(Dataset rows describing interfaces)
[Start of section]

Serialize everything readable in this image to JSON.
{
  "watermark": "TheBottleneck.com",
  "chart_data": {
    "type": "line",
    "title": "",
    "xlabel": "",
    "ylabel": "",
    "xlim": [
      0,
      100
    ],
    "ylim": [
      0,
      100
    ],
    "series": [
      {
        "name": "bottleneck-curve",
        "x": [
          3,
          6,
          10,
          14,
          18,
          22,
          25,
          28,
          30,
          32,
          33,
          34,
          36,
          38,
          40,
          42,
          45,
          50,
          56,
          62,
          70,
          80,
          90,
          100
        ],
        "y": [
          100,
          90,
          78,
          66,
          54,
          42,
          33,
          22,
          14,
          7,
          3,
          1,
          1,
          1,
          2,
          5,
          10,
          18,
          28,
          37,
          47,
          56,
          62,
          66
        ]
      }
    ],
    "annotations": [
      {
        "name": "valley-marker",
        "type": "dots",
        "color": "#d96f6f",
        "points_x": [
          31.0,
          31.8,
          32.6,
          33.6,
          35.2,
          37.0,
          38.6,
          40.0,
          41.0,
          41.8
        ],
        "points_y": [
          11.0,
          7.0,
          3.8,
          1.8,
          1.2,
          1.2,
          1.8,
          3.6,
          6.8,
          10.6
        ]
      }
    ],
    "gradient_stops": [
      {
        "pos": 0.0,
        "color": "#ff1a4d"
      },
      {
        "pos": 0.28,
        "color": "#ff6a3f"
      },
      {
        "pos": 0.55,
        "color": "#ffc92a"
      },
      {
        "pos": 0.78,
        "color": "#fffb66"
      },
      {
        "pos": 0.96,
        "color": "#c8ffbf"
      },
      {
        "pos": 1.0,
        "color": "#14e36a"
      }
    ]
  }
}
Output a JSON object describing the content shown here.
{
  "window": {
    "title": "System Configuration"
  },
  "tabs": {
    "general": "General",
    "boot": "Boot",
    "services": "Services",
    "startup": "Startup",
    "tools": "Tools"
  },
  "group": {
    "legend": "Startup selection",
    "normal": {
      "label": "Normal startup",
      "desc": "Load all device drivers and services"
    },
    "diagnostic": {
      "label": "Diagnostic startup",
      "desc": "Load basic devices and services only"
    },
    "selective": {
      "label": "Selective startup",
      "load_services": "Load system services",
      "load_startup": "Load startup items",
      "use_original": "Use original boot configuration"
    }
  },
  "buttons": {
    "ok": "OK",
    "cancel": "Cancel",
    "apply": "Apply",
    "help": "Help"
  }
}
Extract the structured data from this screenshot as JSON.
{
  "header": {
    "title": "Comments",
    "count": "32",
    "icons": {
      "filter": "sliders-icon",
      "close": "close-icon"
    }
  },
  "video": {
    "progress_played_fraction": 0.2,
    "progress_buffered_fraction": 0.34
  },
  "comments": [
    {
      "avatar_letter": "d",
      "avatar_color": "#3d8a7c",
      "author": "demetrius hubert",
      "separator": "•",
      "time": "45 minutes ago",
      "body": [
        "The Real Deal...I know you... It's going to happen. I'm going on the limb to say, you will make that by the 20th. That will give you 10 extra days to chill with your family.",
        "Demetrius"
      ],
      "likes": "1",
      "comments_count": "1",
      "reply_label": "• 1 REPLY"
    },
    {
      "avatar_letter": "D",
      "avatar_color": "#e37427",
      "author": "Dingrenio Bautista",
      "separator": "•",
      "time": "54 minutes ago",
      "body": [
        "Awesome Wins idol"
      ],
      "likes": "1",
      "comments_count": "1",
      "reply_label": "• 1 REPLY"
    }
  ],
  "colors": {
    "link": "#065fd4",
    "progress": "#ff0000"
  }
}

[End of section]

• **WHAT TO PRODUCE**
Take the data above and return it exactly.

• **TASK RESULT**
Serialize everything readable in this image to JSON.
{
  "watermark": "TheBottleneck.com",
  "chart_data": {
    "type": "line",
    "title": "",
    "xlabel": "",
    "ylabel": "",
    "xlim": [
      0,
      100
    ],
    "ylim": [
      0,
      100
    ],
    "series": [
      {
        "name": "bottleneck-curve",
        "x": [
          3,
          6,
          10,
          14,
          18,
          22,
          25,
          28,
          30,
          32,
          33,
          34,
          36,
          38,
          40,
          42,
          45,
          50,
          56,
          62,
          70,
          80,
          90,
          100
        ],
        "y": [
          100,
          90,
          78,
          66,
          54,
          42,
          33,
          22,
          14,
          7,
          3,
          1,
          1,
          1,
          2,
          5,
          10,
          18,
          28,
          37,
          47,
          56,
          62,
          66
        ]
      }
    ],
    "annotations": [
      {
        "name": "valley-marker",
        "type": "dots",
        "color": "#d96f6f",
        "points_x": [
          31.0,
          31.8,
          32.6,
          33.6,
          35.2,
          37.0,
          38.6,
          40.0,
          41.0,
          41.8
        ],
        "points_y": [
          11.0,
          7.0,
          3.8,
          1.8,
          1.2,
          1.2,
          1.8,
          3.6,
          6.8,
          10.6
        ]
      }
    ],
    "gradient_stops": [
      {
        "pos": 0.0,
        "color": "#ff1a4d"
      },
      {
        "pos": 0.28,
        "color": "#ff6a3f"
      },
      {
        "pos": 0.55,
        "color": "#ffc92a"
      },
      {
        "pos": 0.78,
        "color": "#fffb66"
      },
      {
        "pos": 0.96,
        "color": "#c8ffbf"
      },
      {
        "pos": 1.0,
        "color": "#14e36a"
      }
    ]
  }
}
Output a JSON object describing the content shown here.
{
  "window": {
    "title": "System Configuration"
  },
  "tabs": {
    "general": "General",
    "boot": "Boot",
    "services": "Services",
    "startup": "Startup",
    "tools": "Tools"
  },
  "group": {
    "legend": "Startup selection",
    "normal": {
      "label": "Normal startup",
      "desc": "Load all device drivers and services"
    },
    "diagnostic": {
      "label": "Diagnostic startup",
      "desc": "Load basic devices and services only"
    },
    "selective": {
      "label": "Selective startup",
      "load_services": "Load system services",
      "load_startup": "Load startup items",
      "use_original": "Use original boot configuration"
    }
  },
  "buttons": {
    "ok": "OK",
    "cancel": "Cancel",
    "apply": "Apply",
    "help": "Help"
  }
}
Extract the structured data from this screenshot as JSON.
{
  "header": {
    "title": "Comments",
    "count": "32",
    "icons": {
      "filter": "sliders-icon",
      "close": "close-icon"
    }
  },
  "video": {
    "progress_played_fraction": 0.2,
    "progress_buffered_fraction": 0.34
  },
  "comments": [
    {
      "avatar_letter": "d",
      "avatar_color": "#3d8a7c",
      "author": "demetrius hubert",
      "separator": "•",
      "time": "45 minutes ago",
      "body": [
        "The Real Deal...I know you... It's going to happen. I'm going on the limb to say, you will make that by the 20th. That will give you 10 extra days to chill with your family.",
        "Demetrius"
      ],
      "likes": "1",
      "comments_count": "1",
      "reply_label": "• 1 REPLY"
    },
    {
      "avatar_letter": "D",
      "avatar_color": "#e37427",
      "author": "Dingrenio Bautista",
      "separator": "•",
      "time": "54 minutes ago",
      "body": [
        "Awesome Wins idol"
      ],
      "likes": "1",
      "comments_count": "1",
      "reply_label": "• 1 REPLY"
    }
  ],
  "colors": {
    "link": "#065fd4",
    "progress": "#ff0000"
  }
}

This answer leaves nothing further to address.